Why do you think God gave us dandelions? As a reminder, perhaps, to stop and remember what life is really all about. That God and family, faith and friends, love and laughter are the things that are most important. To stop for a moment and consider God’s gifts to His children—sunshine and rain, flowers and trees, breezes and colors.
Maybe He gave us dandelions as a reminder that He will provide for us. As children, we weren’t afraid to pick every single dandelion in the yard, fully confident that hundreds more would sprout up overnight.
As adults, we hoard and we fret, worried that God might not pull through for us tomorrow. Even though He has every day before.
Maybe He gave us dandelions to remind us that we don’t control our lives. We’re afraid of what we’ll happen if we’re not in total control—of our money, our children, our futures. Instead of allowing dandelions to bloom wild and free, we hire people to spray them—to keep them from running away from us, to corral them, keep them under our thumb.
Maybe God gave us pick-and-wilt dandelions to remind us that our lives are short—that all men are like grass and all their glory is like the flowers of the field—that the grass withers and the flowers fall. That each man’s life is like a breath.
We have no guarantee of tomorrow. This is the day that the Lord has made. I will rejoice and be glad in it! Are you too busy to enjoy what God has given you today? The beauty of the clouds, the trees, a child’s face.
Maybe God gave us dandelions to encourage us to come to Him with child-like faith. “I tell you the truth, unless you change and become like little children, you will never enter the kingdom of heaven.”
Kids don’t have inhibitions. They’re not afraid to be themselves—who God made them. No hiding behind masks, keeping their weaknesses and insecurities tucked away. What you see is what you get.
Kids aren’t afraid of what people will think.
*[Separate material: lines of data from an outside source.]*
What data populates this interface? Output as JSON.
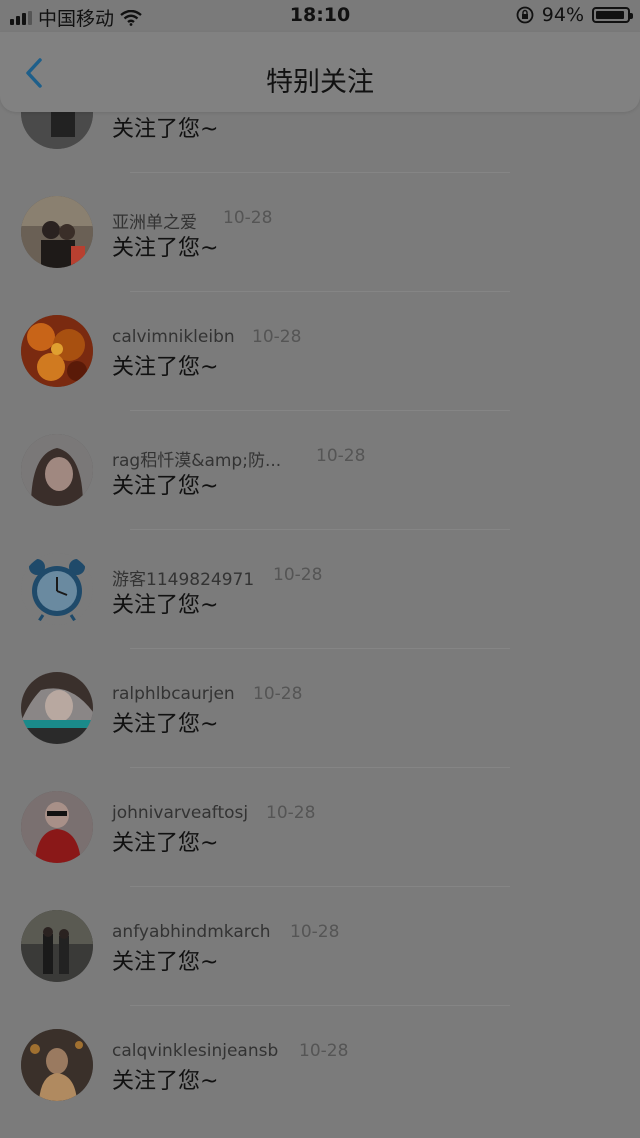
{
  "status_bar": {
    "carrier": "中国移动",
    "time": "18:10",
    "battery_percent": "94%",
    "battery_level": 0.94
  },
  "nav": {
    "title": "特别关注",
    "back_icon": "chevron-left-icon"
  },
  "items": [
    {
      "name": "",
      "date": "",
      "action": "关注了您~",
      "avatar": "avatar-photo"
    },
    {
      "name": "亚洲单之爱",
      "date": "10-28",
      "action": "关注了您~",
      "avatar": "avatar-photo"
    },
    {
      "name": "calvimnikleibn",
      "date": "10-28",
      "action": "关注了您~",
      "avatar": "avatar-photo"
    },
    {
      "name": "rag稆忏漠&amp;防...",
      "date": "10-28",
      "action": "关注了您~",
      "avatar": "avatar-photo"
    },
    {
      "name": "游客1149824971",
      "date": "10-28",
      "action": "关注了您~",
      "avatar": "alarm-clock-icon"
    },
    {
      "name": "ralphlbcaurjen",
      "date": "10-28",
      "action": "关注了您~",
      "avatar": "avatar-photo"
    },
    {
      "name": "johnivarveaftosj",
      "date": "10-28",
      "action": "关注了您~",
      "avatar": "avatar-photo"
    },
    {
      "name": "anfyabhindmkarch",
      "date": "10-28",
      "action": "关注了您~",
      "avatar": "avatar-photo"
    },
    {
      "name": "calqvinklesinjeansb",
      "date": "10-28",
      "action": "关注了您~",
      "avatar": "avatar-photo"
    }
  ]
}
Not afraid of messing up. They belt out words to a song—making them up as they go.
Sometimes I think kids make better Christians than adults do. They’re not afraid to talk to people about Jesus. It’s simple. They love Jesus and they want others to love Him, too.
What if we praised God with the exuberance of a child? What if we trusted Him with the faith of a child? What if we loved Him—and let Him love us—with the unconditional love of a child?
What are we afraid of? Looking foolish? Maintaining an image? Getting hurt?
Before today is over, bend down and pick a dandelion. Then sit down. Close your eyes. Be still.
Ask God to speak from His heart to yours.